Input for this task:
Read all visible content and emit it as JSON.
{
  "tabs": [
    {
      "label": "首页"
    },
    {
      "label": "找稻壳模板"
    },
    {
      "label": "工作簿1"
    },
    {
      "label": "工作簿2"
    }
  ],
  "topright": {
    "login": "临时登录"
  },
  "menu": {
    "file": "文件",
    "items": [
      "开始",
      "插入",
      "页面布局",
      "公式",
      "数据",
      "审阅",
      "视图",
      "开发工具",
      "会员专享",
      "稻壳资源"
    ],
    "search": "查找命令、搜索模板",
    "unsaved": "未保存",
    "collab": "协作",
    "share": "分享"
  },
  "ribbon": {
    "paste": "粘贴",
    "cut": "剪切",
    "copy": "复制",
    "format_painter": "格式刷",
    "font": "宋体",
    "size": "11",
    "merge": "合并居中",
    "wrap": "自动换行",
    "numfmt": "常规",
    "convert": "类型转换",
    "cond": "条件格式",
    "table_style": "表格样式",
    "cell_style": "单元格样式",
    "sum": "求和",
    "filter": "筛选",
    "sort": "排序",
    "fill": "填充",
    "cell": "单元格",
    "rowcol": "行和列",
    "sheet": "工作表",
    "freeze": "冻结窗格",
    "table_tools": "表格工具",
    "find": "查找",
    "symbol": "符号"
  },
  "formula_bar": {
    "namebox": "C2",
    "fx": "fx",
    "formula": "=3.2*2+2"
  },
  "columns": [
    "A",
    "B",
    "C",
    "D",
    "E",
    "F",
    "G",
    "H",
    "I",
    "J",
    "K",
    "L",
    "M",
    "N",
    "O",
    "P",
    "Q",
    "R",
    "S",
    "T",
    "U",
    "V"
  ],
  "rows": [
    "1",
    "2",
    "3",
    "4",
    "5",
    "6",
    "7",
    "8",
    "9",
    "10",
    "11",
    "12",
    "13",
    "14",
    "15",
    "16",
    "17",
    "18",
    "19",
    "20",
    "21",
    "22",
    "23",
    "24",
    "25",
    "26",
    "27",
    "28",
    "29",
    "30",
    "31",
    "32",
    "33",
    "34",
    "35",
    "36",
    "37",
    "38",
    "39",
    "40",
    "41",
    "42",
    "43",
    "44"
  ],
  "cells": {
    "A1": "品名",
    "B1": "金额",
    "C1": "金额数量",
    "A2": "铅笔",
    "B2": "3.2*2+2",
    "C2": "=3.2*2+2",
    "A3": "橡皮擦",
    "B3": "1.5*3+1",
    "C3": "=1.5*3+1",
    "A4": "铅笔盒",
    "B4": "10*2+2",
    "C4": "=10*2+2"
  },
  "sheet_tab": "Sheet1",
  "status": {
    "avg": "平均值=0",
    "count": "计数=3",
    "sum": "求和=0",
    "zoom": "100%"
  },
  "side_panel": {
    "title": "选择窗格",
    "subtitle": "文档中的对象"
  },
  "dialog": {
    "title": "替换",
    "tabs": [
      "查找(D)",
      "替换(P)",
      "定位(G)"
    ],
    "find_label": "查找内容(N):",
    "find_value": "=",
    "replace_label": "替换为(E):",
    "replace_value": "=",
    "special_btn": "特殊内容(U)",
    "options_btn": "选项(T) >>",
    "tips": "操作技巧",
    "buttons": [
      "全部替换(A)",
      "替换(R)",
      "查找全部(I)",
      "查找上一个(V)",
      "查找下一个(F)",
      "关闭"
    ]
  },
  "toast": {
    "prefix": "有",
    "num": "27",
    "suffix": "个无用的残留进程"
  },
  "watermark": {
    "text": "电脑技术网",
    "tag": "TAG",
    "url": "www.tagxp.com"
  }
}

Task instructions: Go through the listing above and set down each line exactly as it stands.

Answer to this problem:
Read all visible content and emit it as JSON.
{
  "tabs": [
    {
      "label": "首页"
    },
    {
      "label": "找稻壳模板"
    },
    {
      "label": "工作簿1"
    },
    {
      "label": "工作簿2"
    }
  ],
  "topright": {
    "login": "临时登录"
  },
  "menu": {
    "file": "文件",
    "items": [
      "开始",
      "插入",
      "页面布局",
      "公式",
      "数据",
      "审阅",
      "视图",
      "开发工具",
      "会员专享",
      "稻壳资源"
    ],
    "search": "查找命令、搜索模板",
    "unsaved": "未保存",
    "collab": "协作",
    "share": "分享"
  },
  "ribbon": {
    "paste": "粘贴",
    "cut": "剪切",
    "copy": "复制",
    "format_painter": "格式刷",
    "font": "宋体",
    "size": "11",
    "merge": "合并居中",
    "wrap": "自动换行",
    "numfmt": "常规",
    "convert": "类型转换",
    "cond": "条件格式",
    "table_style": "表格样式",
    "cell_style": "单元格样式",
    "sum": "求和",
    "filter": "筛选",
    "sort": "排序",
    "fill": "填充",
    "cell": "单元格",
    "rowcol": "行和列",
    "sheet": "工作表",
    "freeze": "冻结窗格",
    "table_tools": "表格工具",
    "find": "查找",
    "symbol": "符号"
  },
  "formula_bar": {
    "namebox": "C2",
    "fx": "fx",
    "formula": "=3.2*2+2"
  },
  "columns": [
    "A",
    "B",
    "C",
    "D",
    "E",
    "F",
    "G",
    "H",
    "I",
    "J",
    "K",
    "L",
    "M",
    "N",
    "O",
    "P",
    "Q",
    "R",
    "S",
    "T",
    "U",
    "V"
  ],
  "rows": [
    "1",
    "2",
    "3",
    "4",
    "5",
    "6",
    "7",
    "8",
    "9",
    "10",
    "11",
    "12",
    "13",
    "14",
    "15",
    "16",
    "17",
    "18",
    "19",
    "20",
    "21",
    "22",
    "23",
    "24",
    "25",
    "26",
    "27",
    "28",
    "29",
    "30",
    "31",
    "32",
    "33",
    "34",
    "35",
    "36",
    "37",
    "38",
    "39",
    "40",
    "41",
    "42",
    "43",
    "44"
  ],
  "cells": {
    "A1": "品名",
    "B1": "金额",
    "C1": "金额数量",
    "A2": "铅笔",
    "B2": "3.2*2+2",
    "C2": "=3.2*2+2",
    "A3": "橡皮擦",
    "B3": "1.5*3+1",
    "C3": "=1.5*3+1",
    "A4": "铅笔盒",
    "B4": "10*2+2",
    "C4": "=10*2+2"
  },
  "sheet_tab": "Sheet1",
  "status": {
    "avg": "平均值=0",
    "count": "计数=3",
    "sum": "求和=0",
    "zoom": "100%"
  },
  "side_panel": {
    "title": "选择窗格",
    "subtitle": "文档中的对象"
  },
  "dialog": {
    "title": "替换",
    "tabs": [
      "查找(D)",
      "替换(P)",
      "定位(G)"
    ],
    "find_label": "查找内容(N):",
    "find_value": "=",
    "replace_label": "替换为(E):",
    "replace_value": "=",
    "special_btn": "特殊内容(U)",
    "options_btn": "选项(T) >>",
    "tips": "操作技巧",
    "buttons": [
      "全部替换(A)",
      "替换(R)",
      "查找全部(I)",
      "查找上一个(V)",
      "查找下一个(F)",
      "关闭"
    ]
  },
  "toast": {
    "prefix": "有",
    "num": "27",
    "suffix": "个无用的残留进程"
  },
  "watermark": {
    "text": "电脑技术网",
    "tag": "TAG",
    "url": "www.tagxp.com"
  }
}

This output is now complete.